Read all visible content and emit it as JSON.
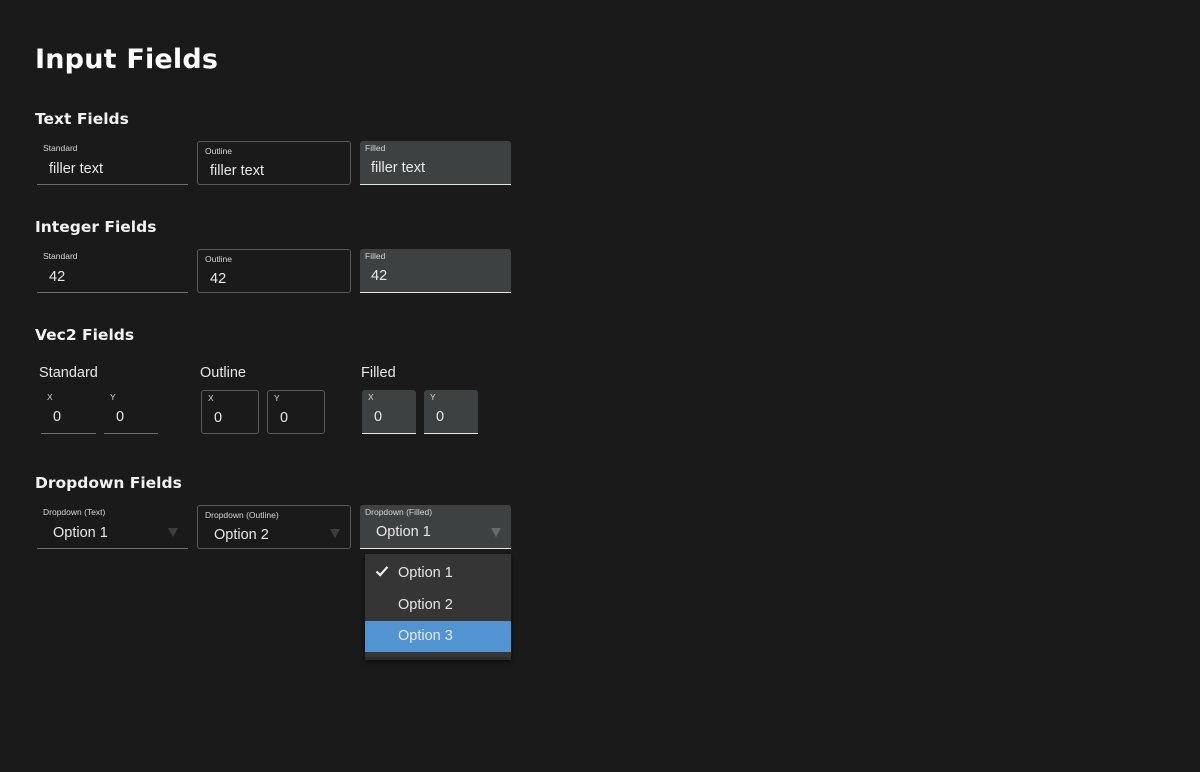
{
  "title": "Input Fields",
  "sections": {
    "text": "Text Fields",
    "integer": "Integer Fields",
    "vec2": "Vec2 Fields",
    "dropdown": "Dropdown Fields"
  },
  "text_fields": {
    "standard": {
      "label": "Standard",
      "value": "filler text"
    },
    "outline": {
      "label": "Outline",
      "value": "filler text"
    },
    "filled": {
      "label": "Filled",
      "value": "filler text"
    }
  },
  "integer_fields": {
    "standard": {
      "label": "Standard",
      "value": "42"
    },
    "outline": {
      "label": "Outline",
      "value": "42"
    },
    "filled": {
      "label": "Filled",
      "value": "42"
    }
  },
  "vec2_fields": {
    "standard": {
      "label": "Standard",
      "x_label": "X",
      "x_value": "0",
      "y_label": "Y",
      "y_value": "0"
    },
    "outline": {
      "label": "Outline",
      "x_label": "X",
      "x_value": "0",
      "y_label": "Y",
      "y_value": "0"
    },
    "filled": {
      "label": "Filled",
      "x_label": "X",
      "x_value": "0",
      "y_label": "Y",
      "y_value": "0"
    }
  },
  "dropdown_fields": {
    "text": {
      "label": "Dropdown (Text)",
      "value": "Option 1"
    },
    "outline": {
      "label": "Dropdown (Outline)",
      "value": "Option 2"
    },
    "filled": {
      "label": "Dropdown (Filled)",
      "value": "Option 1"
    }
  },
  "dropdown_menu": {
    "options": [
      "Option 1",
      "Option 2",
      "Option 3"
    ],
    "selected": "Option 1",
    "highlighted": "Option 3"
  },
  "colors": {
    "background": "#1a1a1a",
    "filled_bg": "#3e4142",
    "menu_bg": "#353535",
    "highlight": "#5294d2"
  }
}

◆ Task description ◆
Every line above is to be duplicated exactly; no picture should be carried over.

◆ Answer box ◆
Read all visible content and emit it as JSON.
{
  "title": "Input Fields",
  "sections": {
    "text": "Text Fields",
    "integer": "Integer Fields",
    "vec2": "Vec2 Fields",
    "dropdown": "Dropdown Fields"
  },
  "text_fields": {
    "standard": {
      "label": "Standard",
      "value": "filler text"
    },
    "outline": {
      "label": "Outline",
      "value": "filler text"
    },
    "filled": {
      "label": "Filled",
      "value": "filler text"
    }
  },
  "integer_fields": {
    "standard": {
      "label": "Standard",
      "value": "42"
    },
    "outline": {
      "label": "Outline",
      "value": "42"
    },
    "filled": {
      "label": "Filled",
      "value": "42"
    }
  },
  "vec2_fields": {
    "standard": {
      "label": "Standard",
      "x_label": "X",
      "x_value": "0",
      "y_label": "Y",
      "y_value": "0"
    },
    "outline": {
      "label": "Outline",
      "x_label": "X",
      "x_value": "0",
      "y_label": "Y",
      "y_value": "0"
    },
    "filled": {
      "label": "Filled",
      "x_label": "X",
      "x_value": "0",
      "y_label": "Y",
      "y_value": "0"
    }
  },
  "dropdown_fields": {
    "text": {
      "label": "Dropdown (Text)",
      "value": "Option 1"
    },
    "outline": {
      "label": "Dropdown (Outline)",
      "value": "Option 2"
    },
    "filled": {
      "label": "Dropdown (Filled)",
      "value": "Option 1"
    }
  },
  "dropdown_menu": {
    "options": [
      "Option 1",
      "Option 2",
      "Option 3"
    ],
    "selected": "Option 1",
    "highlighted": "Option 3"
  },
  "colors": {
    "background": "#1a1a1a",
    "filled_bg": "#3e4142",
    "menu_bg": "#353535",
    "highlight": "#5294d2"
  }
}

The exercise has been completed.